Input records below:
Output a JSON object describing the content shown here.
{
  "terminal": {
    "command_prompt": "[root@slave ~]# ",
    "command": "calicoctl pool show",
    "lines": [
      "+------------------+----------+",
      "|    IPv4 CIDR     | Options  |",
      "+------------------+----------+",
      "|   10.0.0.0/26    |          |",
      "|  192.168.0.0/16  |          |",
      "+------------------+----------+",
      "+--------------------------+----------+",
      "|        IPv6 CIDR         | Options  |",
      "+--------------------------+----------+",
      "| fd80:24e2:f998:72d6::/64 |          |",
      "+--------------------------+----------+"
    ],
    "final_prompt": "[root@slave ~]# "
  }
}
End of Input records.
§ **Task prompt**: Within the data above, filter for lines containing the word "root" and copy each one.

§ **Task output**:
    "command_prompt": "[root@slave ~]# ",
    "final_prompt": "[root@slave ~]# "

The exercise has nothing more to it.